American Kristin Armstrong left her mark at the 2012 edition of the Tour of Flanders. The 38 year-old teamed up with eventual winner Judith Arndt (GreenEdge - AIS) to hold off the rest of the field on the Flemish cobbles and climbs. In the sprint Armstrong was no match for the German rider but the Olympic gold medalist of Beijing 2008 didn't have any regrets after the race. Armstrong aims to claim a spot in the London Olympics team in both the time trial and the road race where there are respectively two and three spots available for American riders.
"I'm pleased as I wanted to come into the early season strong. That way I can take a break ahead of London. To make the London team I have to come in strong and show that I can race in Europe. This is just one more step into making the selection. It's not an automatic [selection] but it shows that I can race," Armstrong said.
"I'm really happy. Coming over here with the national team and racing here in Europe after not having been here for two years… this is Flanders and it feels like the world championships," Armstrong said.
Regarding the sprint Armstrong said she tried to put up a fight though her legs didn't have much left. "You never know. I tried with 300 meters to go. My legs said go and then bye, bye. Most important was that I worked really hard until the finish line because I knew that if I came in with a group of thirty I wouldn't have had a chance."
Twenty kilometers before that sprint the race was decided when climbing the Oude Kwaremont and Paterberg. Armstrong and Arndt gapped the rest of the peloton on the long cobbled climb and extended their gap over the next climb. "On the Kwarement we had a gap. The last rider behind us on the climb was Emma Pooley. Emma saw Judith and I go away. I thought it was perfect. World championships time trialist and previous world championships time trialist; that would be good to do a time trial. We worked together after the top into the next climb. When we got up the Paterberg we saw we had a nice gap and worked together," Armstrong said.
The duo went full gas but didn't know much about the formation and distance of the chase group. "We were not well informed. We had no time gaps so we just worked hard together and took equal pulls. We both wanted to go on together and then go for the sprint," Armstrong said. That plan worked out well.
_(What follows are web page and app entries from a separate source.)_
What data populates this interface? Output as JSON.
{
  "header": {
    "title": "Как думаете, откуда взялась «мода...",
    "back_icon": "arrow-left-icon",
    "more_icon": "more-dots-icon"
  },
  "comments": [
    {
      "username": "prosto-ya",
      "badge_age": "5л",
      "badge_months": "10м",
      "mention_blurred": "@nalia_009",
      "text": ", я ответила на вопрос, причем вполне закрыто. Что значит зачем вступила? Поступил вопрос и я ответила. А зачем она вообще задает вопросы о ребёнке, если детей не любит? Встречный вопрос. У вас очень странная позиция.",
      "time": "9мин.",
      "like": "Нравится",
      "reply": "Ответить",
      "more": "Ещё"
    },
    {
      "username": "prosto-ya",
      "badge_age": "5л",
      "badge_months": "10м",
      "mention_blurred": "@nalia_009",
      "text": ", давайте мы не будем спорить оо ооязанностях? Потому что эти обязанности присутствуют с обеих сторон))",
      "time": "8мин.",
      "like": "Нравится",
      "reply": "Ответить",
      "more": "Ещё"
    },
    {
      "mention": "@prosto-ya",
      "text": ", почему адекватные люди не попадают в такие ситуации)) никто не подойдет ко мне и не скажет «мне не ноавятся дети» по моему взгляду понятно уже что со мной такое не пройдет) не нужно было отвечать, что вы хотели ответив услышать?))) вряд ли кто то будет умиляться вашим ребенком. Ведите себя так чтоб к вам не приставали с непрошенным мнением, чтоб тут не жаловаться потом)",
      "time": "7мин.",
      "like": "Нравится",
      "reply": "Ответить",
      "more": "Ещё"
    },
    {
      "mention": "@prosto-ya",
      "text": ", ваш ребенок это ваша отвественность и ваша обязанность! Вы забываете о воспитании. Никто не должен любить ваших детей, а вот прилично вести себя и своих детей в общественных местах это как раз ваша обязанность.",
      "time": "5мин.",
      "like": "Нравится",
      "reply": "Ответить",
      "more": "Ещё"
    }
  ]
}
In Oudenaarde the chase group of about fifty riders sprinted for third place at half a minute from the duo.
Regarding her time trial skills Armstrong added. "Every time trial I've done this year whether that was in America or New-Zealand, that is another important marker for me. So far, so good. My next important race is Wednesday with the Energiewacht Tour with the time trial against the best. So now I need to recover in the next coming days. What I don't want to do is chase, chase, chase and then not show up at the Olympics. I want to race consistently, show my fitness level and be able to go into London with a good preparation."